● **The task**:
Please count the lines in the listing below where the word "JSON" appears. Give the number only.

● **Entries supplied**:
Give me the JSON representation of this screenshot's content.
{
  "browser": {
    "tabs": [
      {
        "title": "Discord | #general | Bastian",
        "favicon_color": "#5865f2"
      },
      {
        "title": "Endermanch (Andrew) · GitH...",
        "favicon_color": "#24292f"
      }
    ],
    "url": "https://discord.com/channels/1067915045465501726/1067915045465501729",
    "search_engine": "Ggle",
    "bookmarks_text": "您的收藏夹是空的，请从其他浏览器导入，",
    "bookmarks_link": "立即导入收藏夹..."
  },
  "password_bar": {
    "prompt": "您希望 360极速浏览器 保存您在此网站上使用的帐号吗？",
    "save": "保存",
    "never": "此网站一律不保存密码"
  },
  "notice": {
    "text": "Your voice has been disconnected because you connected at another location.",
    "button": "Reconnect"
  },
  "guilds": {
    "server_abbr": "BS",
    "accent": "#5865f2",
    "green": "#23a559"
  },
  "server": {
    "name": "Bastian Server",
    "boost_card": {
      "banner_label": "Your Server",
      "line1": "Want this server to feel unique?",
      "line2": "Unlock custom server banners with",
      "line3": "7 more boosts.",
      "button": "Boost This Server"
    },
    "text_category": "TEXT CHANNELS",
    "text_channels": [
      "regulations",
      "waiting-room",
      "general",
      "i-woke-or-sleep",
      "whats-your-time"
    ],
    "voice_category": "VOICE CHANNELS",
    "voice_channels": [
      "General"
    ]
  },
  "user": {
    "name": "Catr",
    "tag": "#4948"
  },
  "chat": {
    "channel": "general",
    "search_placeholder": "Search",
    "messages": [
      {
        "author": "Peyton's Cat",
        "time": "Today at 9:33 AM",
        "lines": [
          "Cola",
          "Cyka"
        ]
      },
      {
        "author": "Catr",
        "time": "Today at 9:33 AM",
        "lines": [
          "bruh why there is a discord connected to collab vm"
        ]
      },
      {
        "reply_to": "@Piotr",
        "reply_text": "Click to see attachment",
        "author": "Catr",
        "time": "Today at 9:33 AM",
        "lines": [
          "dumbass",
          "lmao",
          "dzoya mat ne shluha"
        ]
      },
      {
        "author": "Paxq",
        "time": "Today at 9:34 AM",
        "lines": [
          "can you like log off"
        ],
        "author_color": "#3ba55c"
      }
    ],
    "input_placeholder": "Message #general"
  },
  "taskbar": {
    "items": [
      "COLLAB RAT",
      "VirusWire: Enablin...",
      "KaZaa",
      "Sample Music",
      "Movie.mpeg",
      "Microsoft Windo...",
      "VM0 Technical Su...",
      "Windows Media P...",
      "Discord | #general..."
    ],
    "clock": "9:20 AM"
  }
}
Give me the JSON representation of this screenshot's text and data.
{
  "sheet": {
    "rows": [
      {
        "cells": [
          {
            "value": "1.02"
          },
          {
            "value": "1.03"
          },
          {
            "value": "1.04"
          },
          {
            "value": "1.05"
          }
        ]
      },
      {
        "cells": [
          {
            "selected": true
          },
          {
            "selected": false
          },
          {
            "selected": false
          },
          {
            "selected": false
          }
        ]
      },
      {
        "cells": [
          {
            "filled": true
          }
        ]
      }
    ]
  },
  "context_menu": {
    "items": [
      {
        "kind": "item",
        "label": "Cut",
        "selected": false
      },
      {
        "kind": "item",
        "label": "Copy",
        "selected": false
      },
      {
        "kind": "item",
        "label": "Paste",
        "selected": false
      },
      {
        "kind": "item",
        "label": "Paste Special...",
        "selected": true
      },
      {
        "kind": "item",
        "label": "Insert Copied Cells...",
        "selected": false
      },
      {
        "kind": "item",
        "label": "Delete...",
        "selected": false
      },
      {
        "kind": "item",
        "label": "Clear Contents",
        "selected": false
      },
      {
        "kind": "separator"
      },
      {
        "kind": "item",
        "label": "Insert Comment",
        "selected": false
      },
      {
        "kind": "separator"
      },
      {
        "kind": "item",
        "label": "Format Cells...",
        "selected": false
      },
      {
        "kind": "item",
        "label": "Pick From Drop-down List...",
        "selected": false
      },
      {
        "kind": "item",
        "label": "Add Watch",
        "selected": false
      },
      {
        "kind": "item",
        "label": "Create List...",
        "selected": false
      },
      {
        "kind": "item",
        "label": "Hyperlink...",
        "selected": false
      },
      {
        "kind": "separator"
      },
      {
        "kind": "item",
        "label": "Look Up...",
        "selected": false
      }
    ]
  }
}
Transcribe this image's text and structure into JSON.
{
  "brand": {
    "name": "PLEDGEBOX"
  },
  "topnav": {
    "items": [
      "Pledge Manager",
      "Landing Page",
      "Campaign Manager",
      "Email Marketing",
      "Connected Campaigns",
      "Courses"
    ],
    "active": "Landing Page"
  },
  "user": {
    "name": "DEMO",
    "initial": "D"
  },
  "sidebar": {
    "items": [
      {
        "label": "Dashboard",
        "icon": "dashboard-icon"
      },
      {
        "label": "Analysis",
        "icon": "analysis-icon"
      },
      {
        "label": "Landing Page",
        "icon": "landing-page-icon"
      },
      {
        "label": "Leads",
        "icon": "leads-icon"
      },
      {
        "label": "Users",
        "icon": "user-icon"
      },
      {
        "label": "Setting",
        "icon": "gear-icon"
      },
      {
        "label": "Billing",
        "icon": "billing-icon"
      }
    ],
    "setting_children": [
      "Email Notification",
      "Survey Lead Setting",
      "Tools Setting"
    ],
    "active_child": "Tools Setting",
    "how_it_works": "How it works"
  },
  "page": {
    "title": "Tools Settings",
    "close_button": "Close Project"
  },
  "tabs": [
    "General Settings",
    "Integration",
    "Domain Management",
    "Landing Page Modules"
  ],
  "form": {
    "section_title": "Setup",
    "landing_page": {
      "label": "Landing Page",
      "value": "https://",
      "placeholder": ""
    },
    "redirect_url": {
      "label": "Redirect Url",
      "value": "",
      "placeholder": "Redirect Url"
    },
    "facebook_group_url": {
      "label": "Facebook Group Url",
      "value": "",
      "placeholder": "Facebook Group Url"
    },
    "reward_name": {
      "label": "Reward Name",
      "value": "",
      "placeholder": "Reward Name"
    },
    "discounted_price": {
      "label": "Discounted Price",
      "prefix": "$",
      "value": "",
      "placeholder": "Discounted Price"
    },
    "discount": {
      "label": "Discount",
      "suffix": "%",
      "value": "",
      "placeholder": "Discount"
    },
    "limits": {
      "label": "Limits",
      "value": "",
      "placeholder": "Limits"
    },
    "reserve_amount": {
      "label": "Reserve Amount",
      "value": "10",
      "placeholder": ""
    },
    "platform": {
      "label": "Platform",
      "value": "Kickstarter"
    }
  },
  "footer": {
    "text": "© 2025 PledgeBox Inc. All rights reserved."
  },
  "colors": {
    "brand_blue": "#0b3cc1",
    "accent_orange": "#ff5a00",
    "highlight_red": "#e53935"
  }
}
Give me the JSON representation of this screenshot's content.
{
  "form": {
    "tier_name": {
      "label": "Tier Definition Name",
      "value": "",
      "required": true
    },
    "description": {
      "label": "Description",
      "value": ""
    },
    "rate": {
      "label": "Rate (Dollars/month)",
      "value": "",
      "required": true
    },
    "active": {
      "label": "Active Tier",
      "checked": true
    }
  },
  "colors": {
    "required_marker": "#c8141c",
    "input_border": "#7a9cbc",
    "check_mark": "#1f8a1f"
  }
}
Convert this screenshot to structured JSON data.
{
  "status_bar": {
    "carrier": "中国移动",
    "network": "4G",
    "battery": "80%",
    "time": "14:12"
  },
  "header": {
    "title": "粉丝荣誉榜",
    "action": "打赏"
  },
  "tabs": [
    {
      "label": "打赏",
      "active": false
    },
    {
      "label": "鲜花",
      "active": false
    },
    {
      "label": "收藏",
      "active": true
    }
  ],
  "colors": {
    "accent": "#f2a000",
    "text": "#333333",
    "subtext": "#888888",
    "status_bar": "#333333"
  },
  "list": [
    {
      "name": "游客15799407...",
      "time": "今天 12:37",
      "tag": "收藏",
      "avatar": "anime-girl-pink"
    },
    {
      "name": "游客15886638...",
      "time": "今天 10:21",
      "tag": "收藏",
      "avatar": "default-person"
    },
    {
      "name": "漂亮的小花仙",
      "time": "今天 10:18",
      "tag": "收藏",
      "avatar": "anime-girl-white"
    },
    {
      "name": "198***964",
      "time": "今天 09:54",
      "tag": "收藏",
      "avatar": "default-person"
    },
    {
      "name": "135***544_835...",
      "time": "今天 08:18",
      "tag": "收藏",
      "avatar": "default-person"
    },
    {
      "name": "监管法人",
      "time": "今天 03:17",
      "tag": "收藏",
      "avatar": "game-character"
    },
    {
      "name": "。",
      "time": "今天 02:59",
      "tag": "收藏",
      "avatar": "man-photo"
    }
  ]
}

● **Exercise response**:
5